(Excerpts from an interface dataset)
☆ ☆ ☆

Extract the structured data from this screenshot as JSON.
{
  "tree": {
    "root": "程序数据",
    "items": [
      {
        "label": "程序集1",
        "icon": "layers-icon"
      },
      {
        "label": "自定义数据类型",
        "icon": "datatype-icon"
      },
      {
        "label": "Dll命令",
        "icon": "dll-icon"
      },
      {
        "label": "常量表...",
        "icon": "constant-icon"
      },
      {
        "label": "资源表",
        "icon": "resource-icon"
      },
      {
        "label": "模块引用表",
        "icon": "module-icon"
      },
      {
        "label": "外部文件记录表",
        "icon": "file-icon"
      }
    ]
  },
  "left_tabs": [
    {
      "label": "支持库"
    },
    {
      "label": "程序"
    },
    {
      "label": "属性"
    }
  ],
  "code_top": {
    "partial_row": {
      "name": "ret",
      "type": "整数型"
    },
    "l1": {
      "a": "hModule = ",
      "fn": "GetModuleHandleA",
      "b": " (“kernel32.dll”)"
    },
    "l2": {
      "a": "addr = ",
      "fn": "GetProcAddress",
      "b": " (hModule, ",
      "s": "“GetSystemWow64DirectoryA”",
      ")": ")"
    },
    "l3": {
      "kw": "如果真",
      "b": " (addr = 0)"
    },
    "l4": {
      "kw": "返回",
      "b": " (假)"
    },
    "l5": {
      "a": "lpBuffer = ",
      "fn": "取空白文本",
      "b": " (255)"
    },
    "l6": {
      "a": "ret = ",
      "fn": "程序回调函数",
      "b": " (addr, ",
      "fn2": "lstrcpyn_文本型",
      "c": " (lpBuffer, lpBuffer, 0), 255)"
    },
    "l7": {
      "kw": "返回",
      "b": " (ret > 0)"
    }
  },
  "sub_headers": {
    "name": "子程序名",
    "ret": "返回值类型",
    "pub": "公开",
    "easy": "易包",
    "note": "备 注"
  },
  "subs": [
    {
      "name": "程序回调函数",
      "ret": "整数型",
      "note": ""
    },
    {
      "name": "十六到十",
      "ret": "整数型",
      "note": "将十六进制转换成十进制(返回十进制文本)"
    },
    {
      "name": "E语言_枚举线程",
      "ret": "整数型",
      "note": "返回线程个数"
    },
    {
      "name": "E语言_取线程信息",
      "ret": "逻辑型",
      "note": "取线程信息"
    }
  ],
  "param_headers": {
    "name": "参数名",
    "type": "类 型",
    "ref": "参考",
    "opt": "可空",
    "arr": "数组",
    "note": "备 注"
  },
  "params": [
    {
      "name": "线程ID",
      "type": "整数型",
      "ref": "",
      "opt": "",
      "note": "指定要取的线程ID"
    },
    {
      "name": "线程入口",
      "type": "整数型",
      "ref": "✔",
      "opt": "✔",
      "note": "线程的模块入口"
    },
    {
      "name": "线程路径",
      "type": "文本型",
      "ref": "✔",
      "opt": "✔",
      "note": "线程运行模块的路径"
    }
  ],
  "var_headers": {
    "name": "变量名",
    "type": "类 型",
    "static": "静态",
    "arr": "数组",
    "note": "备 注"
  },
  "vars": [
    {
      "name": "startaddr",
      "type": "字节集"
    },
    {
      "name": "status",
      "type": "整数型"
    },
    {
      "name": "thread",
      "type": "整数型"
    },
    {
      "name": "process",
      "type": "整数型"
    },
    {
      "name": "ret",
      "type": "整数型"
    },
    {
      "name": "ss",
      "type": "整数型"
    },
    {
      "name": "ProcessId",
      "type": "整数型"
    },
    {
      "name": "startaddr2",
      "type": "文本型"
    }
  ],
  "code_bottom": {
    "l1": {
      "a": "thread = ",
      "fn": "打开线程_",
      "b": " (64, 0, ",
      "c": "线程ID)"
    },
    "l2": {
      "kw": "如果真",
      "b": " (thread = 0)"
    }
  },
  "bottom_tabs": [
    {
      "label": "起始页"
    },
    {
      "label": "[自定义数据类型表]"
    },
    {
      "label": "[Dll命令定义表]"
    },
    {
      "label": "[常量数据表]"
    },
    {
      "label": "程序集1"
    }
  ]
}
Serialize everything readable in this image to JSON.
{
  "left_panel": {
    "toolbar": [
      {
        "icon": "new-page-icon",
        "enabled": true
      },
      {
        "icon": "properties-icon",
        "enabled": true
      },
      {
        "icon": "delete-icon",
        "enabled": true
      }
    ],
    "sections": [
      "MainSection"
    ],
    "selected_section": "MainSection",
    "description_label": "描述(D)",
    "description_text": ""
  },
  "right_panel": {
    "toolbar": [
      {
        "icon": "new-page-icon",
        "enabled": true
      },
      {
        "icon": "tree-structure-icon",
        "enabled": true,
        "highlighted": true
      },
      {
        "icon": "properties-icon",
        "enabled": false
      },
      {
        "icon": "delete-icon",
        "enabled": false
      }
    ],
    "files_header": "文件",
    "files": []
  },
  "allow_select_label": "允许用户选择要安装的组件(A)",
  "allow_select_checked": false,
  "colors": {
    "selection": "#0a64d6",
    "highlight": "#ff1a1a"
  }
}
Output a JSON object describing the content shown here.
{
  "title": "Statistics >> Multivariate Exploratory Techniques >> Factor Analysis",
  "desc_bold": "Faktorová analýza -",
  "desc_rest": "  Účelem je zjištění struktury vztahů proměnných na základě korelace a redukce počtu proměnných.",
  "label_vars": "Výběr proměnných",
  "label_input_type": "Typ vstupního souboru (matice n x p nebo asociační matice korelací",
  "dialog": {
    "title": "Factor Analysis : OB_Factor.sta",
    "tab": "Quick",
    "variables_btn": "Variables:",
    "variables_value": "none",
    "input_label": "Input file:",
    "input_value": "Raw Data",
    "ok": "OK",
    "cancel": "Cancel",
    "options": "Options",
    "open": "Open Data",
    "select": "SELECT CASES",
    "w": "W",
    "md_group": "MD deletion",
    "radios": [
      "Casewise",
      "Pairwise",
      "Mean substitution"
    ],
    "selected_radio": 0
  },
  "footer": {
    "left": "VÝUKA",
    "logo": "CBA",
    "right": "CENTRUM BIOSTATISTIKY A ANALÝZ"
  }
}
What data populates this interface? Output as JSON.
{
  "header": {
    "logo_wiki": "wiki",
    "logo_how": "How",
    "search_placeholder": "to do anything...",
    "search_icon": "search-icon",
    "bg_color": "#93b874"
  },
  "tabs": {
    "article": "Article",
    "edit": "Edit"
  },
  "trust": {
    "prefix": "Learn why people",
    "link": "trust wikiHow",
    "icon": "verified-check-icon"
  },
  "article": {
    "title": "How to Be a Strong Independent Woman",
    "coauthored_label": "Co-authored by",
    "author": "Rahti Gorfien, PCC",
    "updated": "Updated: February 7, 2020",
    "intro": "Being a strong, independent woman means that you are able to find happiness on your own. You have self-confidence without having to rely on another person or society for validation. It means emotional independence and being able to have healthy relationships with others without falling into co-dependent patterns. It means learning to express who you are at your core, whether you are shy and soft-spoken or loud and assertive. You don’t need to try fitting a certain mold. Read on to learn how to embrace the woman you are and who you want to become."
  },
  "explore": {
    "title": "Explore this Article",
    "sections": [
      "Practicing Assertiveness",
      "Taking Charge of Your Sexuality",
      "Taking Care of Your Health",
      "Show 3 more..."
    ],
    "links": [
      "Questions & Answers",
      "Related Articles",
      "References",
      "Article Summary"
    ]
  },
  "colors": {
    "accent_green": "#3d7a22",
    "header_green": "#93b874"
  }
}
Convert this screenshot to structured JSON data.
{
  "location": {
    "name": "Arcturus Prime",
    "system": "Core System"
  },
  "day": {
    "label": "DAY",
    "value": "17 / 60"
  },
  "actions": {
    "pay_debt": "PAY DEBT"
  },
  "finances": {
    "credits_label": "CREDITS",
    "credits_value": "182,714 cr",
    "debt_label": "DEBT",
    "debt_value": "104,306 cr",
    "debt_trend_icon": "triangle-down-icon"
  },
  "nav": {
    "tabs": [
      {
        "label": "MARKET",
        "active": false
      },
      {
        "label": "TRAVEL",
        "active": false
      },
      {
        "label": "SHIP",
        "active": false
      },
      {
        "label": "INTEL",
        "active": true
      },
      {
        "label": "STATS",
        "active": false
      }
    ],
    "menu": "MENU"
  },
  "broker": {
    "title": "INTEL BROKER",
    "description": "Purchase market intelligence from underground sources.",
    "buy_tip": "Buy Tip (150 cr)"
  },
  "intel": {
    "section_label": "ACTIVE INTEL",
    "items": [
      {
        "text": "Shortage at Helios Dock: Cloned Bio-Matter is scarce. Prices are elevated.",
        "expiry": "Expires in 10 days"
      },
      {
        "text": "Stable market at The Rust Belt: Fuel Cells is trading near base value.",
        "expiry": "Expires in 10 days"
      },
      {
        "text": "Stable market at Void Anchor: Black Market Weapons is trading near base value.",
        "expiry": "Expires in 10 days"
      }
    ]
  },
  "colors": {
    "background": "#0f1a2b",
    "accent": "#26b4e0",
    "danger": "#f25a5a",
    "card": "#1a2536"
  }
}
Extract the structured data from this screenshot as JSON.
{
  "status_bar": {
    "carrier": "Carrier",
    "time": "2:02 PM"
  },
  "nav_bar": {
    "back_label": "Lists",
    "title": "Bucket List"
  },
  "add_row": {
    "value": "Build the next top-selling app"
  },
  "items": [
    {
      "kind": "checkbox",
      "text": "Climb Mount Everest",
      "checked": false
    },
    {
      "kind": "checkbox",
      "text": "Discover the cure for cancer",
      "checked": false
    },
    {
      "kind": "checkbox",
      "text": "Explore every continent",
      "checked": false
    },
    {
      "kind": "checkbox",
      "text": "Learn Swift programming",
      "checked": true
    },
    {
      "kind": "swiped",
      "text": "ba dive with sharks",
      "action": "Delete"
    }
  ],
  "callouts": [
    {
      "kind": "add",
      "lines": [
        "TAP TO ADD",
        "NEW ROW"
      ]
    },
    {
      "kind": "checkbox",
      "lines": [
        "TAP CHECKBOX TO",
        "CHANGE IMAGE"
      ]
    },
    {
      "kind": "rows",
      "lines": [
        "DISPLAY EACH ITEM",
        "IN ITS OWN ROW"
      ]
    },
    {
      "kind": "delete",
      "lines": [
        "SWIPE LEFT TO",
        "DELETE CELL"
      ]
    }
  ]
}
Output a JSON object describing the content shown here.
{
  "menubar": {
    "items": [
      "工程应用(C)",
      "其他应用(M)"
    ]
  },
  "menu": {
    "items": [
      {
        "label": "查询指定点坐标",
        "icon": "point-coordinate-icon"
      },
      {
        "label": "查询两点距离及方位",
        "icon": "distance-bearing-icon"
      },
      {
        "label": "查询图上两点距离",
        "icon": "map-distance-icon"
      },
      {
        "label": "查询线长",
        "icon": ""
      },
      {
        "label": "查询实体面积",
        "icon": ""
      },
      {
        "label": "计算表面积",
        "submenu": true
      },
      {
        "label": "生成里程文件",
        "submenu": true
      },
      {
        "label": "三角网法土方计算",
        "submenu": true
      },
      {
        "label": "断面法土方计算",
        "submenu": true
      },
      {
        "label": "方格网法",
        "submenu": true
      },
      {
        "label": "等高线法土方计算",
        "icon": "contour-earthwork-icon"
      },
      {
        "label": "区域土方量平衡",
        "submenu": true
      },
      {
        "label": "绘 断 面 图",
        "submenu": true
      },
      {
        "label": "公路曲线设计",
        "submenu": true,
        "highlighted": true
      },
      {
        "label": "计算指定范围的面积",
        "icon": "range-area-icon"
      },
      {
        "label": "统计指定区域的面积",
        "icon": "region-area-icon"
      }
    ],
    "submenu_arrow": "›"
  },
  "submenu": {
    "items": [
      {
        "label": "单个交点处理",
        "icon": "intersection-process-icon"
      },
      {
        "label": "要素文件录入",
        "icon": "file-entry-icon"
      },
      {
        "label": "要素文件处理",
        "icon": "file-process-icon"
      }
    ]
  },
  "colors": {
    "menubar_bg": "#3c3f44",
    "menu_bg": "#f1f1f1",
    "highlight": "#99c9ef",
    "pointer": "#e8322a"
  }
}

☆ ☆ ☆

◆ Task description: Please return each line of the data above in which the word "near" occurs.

◆ Task result:
        "text": "Stable market at The Rust Belt: Fuel Cells is trading near base value.",
        "text": "Stable market at Void Anchor: Black Market Weapons is trading near base value.",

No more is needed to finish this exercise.